[Task] Write the entries out again in full and unchanged, dropping every image.

##### Given entries #####

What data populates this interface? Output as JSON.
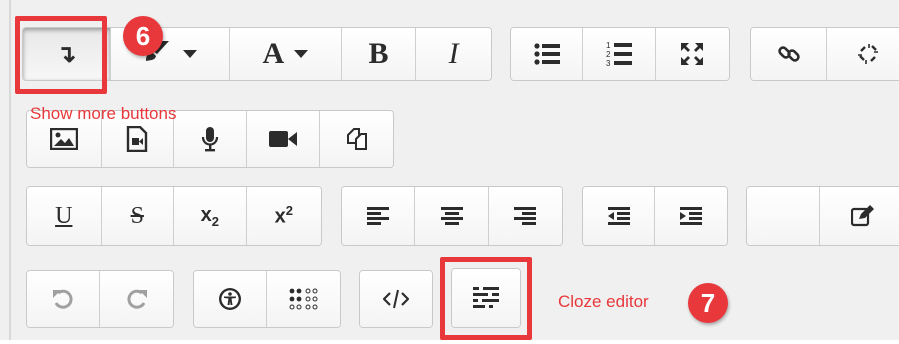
{
  "toolbar": {
    "rows": [
      {
        "group1": [
          {
            "name": "show-more-buttons",
            "icon": "arrow-down-turn-icon",
            "glyph": "↴"
          },
          {
            "name": "color",
            "icon": "paint-brush-icon"
          },
          {
            "name": "font",
            "icon": "text-color-icon",
            "label": "A"
          },
          {
            "name": "bold",
            "icon": "bold-icon",
            "label": "B"
          },
          {
            "name": "italic",
            "icon": "italic-icon",
            "label": "I"
          }
        ],
        "group2": [
          "unordered-list-icon",
          "ordered-list-icon",
          "fullscreen-icon"
        ],
        "group3": [
          "link-icon",
          "unlink-icon"
        ]
      },
      {
        "group1": [
          "image-icon",
          "media-icon",
          "microphone-icon",
          "video-icon",
          "manage-files-icon"
        ]
      },
      {
        "group1": [
          {
            "name": "underline",
            "label": "U"
          },
          {
            "name": "strikethrough",
            "label": "S"
          },
          {
            "name": "subscript",
            "label": "x₂"
          },
          {
            "name": "superscript",
            "label": "x²"
          }
        ],
        "group2": [
          "align-left-icon",
          "align-center-icon",
          "align-right-icon"
        ],
        "group3": [
          "outdent-icon",
          "indent-icon"
        ],
        "group4": [
          "edit-icon"
        ]
      },
      {
        "group1": [
          "undo-icon",
          "redo-icon"
        ],
        "group2": [
          "accessibility-checker-icon",
          "screenreader-helper-icon"
        ],
        "group3": [
          "html-icon"
        ],
        "group4": [
          "cloze-editor-icon"
        ]
      }
    ]
  },
  "labels": {
    "bold": "B",
    "italic": "I",
    "font": "A",
    "underline": "U",
    "strike": "S",
    "sub_base": "x",
    "sub_index": "2",
    "sup_base": "x",
    "sup_index": "2",
    "more": "↴"
  },
  "annotations": {
    "badge_6": "6",
    "badge_7": "7",
    "show_more_note": "Show more buttons",
    "cloze_note": "Cloze editor",
    "highlight_color": "#e8383b"
  }
}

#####

[Output]
What data populates this interface? Output as JSON.
{
  "toolbar": {
    "rows": [
      {
        "group1": [
          {
            "name": "show-more-buttons",
            "icon": "arrow-down-turn-icon",
            "glyph": "↴"
          },
          {
            "name": "color",
            "icon": "paint-brush-icon"
          },
          {
            "name": "font",
            "icon": "text-color-icon",
            "label": "A"
          },
          {
            "name": "bold",
            "icon": "bold-icon",
            "label": "B"
          },
          {
            "name": "italic",
            "icon": "italic-icon",
            "label": "I"
          }
        ],
        "group2": [
          "unordered-list-icon",
          "ordered-list-icon",
          "fullscreen-icon"
        ],
        "group3": [
          "link-icon",
          "unlink-icon"
        ]
      },
      {
        "group1": [
          "image-icon",
          "media-icon",
          "microphone-icon",
          "video-icon",
          "manage-files-icon"
        ]
      },
      {
        "group1": [
          {
            "name": "underline",
            "label": "U"
          },
          {
            "name": "strikethrough",
            "label": "S"
          },
          {
            "name": "subscript",
            "label": "x₂"
          },
          {
            "name": "superscript",
            "label": "x²"
          }
        ],
        "group2": [
          "align-left-icon",
          "align-center-icon",
          "align-right-icon"
        ],
        "group3": [
          "outdent-icon",
          "indent-icon"
        ],
        "group4": [
          "edit-icon"
        ]
      },
      {
        "group1": [
          "undo-icon",
          "redo-icon"
        ],
        "group2": [
          "accessibility-checker-icon",
          "screenreader-helper-icon"
        ],
        "group3": [
          "html-icon"
        ],
        "group4": [
          "cloze-editor-icon"
        ]
      }
    ]
  },
  "labels": {
    "bold": "B",
    "italic": "I",
    "font": "A",
    "underline": "U",
    "strike": "S",
    "sub_base": "x",
    "sub_index": "2",
    "sup_base": "x",
    "sup_index": "2",
    "more": "↴"
  },
  "annotations": {
    "badge_6": "6",
    "badge_7": "7",
    "show_more_note": "Show more buttons",
    "cloze_note": "Cloze editor",
    "highlight_color": "#e8383b"
  }
}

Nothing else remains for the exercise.